Greenhouse Gas Levels Highest In 3 Million Years. 400 ppm. The steady upward climb in greenhouse gases continues, with CO2 levels closing in on 400 parts per million. Here's an excerpt from The Sydney Morning Herald: "Carbon dioxide concentrations in the Earth's atmosphere are on the cusp of reaching 400 parts per million for the first time in 3 million years. The daily CO2 level, measured at the Mauna Loa Observatory in Hawaii, was 399.72 parts per million last Thursday, and a few hourly readings had risen to more than 400 parts per million. ''I wish it weren't true but it looks like the world is going to blow through the 400 ppm level without losing a beat,'' said Ralph Keeling, a geologist with the Scripps Institution of Oceanography in the US, which operates the Hawaiian observatory. ''At this pace we'll hit 450 ppm within a few decades...'' (Image above courtesy of Scripps Institute of Oceanography).

British Winemakers Credit Climate Change For Boom In Bubbly Sales.The warming is showing up in unusual areas - good wine in England? That's a fairly recent development, as reported in The Washington Post: "Blessed with soil similar to France’s Champagne region, vineyards in England nevertheless produced decades of low-grade goop that caused nary a Frenchman to tremble. But a Great British fizz boom is underway, with winemakers crediting climate change for the warmer weather that has seemed to improve their bubbly. Increasingly hospitable temperatures have helped transplanted champagne grapes such as chardonnay and pinot noir thrive in the microclimates of southern England, touching off a wine rush by investors banking on climate change. Once considered an oxymoron, fine English sparkling wine is now retailing for champagne prices of $45 to $70 a pop. In recent years, dozens of vineyards have sprouted in Britain’s burgeoning wine country, with at least one traditional French champagne maker doing the once-unthinkable — scooping up land to make sparkling wine in England..."

Photo credit above: GRAHAM BARCLAY/BLOOMBERG NEWS. "Sparkling wine undergoes an early fermentation process at the Ridgeview Wine Estate in East Sussex, England. Warmer summers are producing wines competitive with some from France."
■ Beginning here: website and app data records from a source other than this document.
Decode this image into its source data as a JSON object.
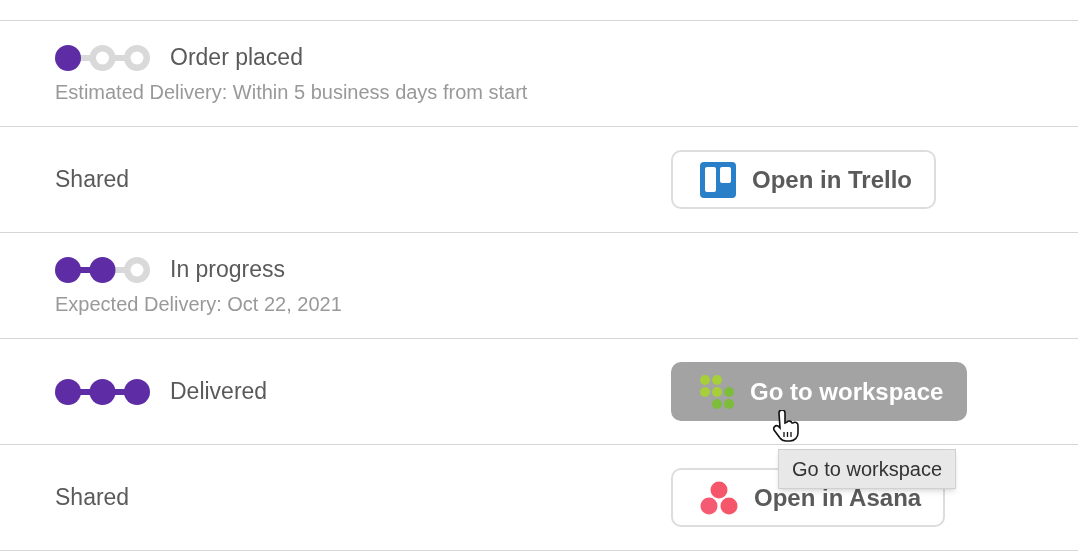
{
  "rows": [
    {
      "kind": "status",
      "steps": [
        {
          "done": true
        },
        {
          "done": false
        },
        {
          "done": false
        }
      ],
      "title": "Order placed",
      "note": "Estimated Delivery: Within 5 business days from start"
    },
    {
      "kind": "shared",
      "label": "Shared",
      "button": {
        "kind": "trello",
        "label": "Open in Trello",
        "hovered": false
      }
    },
    {
      "kind": "status",
      "steps": [
        {
          "done": true
        },
        {
          "done": true
        },
        {
          "done": false
        }
      ],
      "title": "In progress",
      "note": "Expected Delivery: Oct 22, 2021"
    },
    {
      "kind": "status",
      "steps": [
        {
          "done": true
        },
        {
          "done": true
        },
        {
          "done": true
        }
      ],
      "title": "Delivered",
      "button": {
        "kind": "workspace",
        "label": "Go to workspace",
        "hovered": true,
        "tooltip": "Go to workspace"
      }
    },
    {
      "kind": "shared",
      "label": "Shared",
      "button": {
        "kind": "asana",
        "label": "Open in Asana",
        "hovered": false
      }
    }
  ]
}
What's Climate Scientist James Hansen's Legacy? Some answers in this story at The Guardian; here's an excerpt: "Just a few weeks ago, one of the biggest names in climate science made one of the biggest announcements possible. Dr. James (Jim) Hansen said that he will "retire" from his duties at NASA to focus his energies elsewhere. This is a "retirement" that is anything but. Dr. Hansen has made clear that he will become more engaged in communicating climate science to the general public and he will continue to carry out the high-quality work which he is known for. What does this mean for climate science and the future of the Earth? It is impossible to know now but instead of looking forward, I want to shine a light on what Jim has done for climate science, what he signifies to the larger public, and how he is viewed by current and upcoming scientists..."

Image credit above: "Climate scientist James Hansen is retiring from the NASA Goddard Institute for Space Studies." Photograph: Murdo Macleod.